In my 50s, everything’s different. I value brains over bodies and compatibility over sex. Each day is a gift and nothing is guaranteed. Love is not a lightning bolt, it’s a conscious decision you make and re-make every day.

After 60, love is about health and mind. The physical is much less important. Love becomes a synchronization of simultaneous, impromptu expression that comes about naturally.

When I was a teenager, love was physical, probably due to physiological hormone level and puberty.  

As a teen I thought I would meet my husband, fall in love, get married, have children, and live happily ever after. I did find that and it was true for quite some time. But in my 30s tragedy changed everything.

My husband, with whom I was madly in love, was in the World Trade Center on 9/11. He returned home that day but he was never the same. I loved him so much that I hoped love would save him. Then one day in 2013 his pain was so great he took his own life.
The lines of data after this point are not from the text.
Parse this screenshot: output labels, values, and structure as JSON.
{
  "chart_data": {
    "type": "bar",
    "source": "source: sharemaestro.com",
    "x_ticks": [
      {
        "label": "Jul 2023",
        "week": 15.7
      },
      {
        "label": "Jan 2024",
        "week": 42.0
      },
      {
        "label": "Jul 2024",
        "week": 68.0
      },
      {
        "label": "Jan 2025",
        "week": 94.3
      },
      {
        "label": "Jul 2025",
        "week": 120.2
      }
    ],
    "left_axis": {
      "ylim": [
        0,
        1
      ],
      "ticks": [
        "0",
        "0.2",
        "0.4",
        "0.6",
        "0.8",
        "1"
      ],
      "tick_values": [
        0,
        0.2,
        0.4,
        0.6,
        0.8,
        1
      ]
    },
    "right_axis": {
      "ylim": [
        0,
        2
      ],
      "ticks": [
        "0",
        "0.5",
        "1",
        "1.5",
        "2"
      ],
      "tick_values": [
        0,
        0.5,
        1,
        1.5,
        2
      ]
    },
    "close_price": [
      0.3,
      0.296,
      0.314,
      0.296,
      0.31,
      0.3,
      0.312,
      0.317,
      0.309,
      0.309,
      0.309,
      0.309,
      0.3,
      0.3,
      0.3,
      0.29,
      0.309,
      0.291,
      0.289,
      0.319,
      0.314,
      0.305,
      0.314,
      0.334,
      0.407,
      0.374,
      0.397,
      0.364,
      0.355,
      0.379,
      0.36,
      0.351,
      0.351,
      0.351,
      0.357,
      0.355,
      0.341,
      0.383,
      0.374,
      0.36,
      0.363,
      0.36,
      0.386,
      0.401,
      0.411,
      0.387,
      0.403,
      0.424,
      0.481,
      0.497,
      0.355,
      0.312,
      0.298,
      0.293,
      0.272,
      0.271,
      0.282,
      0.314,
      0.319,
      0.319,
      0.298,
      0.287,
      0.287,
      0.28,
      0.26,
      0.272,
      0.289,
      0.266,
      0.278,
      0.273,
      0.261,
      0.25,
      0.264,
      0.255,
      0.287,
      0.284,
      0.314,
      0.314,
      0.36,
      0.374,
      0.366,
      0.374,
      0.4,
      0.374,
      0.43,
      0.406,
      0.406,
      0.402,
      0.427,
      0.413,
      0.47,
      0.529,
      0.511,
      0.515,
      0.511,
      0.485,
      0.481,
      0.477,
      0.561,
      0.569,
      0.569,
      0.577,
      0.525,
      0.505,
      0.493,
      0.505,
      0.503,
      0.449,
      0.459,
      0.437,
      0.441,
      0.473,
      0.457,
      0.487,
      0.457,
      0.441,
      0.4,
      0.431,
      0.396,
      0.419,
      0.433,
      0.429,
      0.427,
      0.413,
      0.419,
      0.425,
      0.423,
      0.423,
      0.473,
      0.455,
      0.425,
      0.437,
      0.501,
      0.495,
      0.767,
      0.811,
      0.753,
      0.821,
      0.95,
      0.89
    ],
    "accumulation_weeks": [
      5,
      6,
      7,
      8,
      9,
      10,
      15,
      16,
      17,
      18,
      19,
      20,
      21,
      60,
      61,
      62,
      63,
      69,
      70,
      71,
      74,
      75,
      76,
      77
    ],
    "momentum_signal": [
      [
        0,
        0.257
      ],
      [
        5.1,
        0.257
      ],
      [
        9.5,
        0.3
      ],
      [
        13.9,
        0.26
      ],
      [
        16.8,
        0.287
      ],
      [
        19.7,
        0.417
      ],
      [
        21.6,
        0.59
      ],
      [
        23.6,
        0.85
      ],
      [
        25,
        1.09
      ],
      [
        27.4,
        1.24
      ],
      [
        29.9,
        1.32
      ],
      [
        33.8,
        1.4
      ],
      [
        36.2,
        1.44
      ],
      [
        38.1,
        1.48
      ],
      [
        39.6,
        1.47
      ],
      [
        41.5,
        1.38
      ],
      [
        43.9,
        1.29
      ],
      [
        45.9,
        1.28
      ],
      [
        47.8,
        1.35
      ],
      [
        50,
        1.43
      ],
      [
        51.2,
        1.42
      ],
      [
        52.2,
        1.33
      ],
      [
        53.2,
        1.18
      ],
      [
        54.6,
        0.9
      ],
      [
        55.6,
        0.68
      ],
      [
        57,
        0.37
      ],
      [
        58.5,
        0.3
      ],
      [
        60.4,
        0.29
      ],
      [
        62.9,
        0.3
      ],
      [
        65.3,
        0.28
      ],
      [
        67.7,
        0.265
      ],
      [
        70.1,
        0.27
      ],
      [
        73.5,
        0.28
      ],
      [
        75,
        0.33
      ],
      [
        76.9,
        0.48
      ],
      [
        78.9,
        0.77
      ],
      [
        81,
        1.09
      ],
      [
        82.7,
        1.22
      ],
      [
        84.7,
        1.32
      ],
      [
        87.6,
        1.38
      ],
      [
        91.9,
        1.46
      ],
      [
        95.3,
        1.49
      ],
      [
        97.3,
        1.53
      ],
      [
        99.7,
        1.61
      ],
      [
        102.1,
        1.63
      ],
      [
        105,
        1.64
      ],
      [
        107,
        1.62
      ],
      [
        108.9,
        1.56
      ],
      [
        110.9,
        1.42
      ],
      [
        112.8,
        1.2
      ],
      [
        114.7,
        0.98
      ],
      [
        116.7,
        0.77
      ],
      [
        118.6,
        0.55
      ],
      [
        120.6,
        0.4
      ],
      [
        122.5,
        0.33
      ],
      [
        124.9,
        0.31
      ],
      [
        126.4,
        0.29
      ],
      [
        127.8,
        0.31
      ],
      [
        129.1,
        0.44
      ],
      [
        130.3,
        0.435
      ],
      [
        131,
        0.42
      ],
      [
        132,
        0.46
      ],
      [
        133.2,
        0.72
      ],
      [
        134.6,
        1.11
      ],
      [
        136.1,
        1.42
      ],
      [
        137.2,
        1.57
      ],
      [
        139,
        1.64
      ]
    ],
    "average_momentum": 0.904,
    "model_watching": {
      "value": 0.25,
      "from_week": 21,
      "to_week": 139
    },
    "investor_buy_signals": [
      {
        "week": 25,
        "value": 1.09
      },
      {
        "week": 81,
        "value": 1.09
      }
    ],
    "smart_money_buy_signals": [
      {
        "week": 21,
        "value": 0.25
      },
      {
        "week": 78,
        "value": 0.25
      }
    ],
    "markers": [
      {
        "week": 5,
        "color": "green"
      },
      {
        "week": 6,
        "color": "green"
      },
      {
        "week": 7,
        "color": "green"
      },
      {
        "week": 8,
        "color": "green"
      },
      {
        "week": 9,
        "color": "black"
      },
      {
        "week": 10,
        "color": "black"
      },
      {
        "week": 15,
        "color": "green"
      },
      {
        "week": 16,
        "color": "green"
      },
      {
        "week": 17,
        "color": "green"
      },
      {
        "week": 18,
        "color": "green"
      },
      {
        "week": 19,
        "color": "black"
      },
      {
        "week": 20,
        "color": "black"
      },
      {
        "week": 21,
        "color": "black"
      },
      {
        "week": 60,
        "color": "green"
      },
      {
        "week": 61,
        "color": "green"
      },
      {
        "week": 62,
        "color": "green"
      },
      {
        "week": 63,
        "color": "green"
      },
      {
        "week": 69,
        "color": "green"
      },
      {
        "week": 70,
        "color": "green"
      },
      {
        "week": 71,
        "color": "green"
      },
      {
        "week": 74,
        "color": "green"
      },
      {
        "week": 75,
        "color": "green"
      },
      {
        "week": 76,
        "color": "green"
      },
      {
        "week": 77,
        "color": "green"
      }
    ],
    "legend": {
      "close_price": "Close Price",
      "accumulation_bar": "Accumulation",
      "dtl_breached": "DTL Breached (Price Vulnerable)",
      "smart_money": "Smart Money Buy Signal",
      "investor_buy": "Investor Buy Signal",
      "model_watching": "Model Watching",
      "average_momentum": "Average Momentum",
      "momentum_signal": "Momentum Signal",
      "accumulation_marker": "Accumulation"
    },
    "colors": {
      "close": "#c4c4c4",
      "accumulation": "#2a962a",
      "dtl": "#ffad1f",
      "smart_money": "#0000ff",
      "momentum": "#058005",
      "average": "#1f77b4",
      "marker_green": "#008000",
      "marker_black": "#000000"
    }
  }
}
It took me many years to heal.

When I first found love after his death it was so amazing that it took a year to realize it wasn’t right for me. Now, in my 50s, I’m a very different person. After our breakup, I did some soul searching and realized that over the past 30 years I’d gone on my own journey, but I’d never developed the most important love of all – self-love. I’m working now at understanding love from another angle. Looking at my past, I realize that I never put my own needs first or really cared about myself. Learning to value myself is the purest love I’ve ever felt. I’m hoping now I will find a companion with similar awareness so we can travel life together with a more complete kind of love.

Back in the day I naively wanted grand romantic gestures and fairytale scenarios. I learned to adjust my expectations. Now, I appreciate quiet companionship and I find it’s sexy knowing the bills are paid.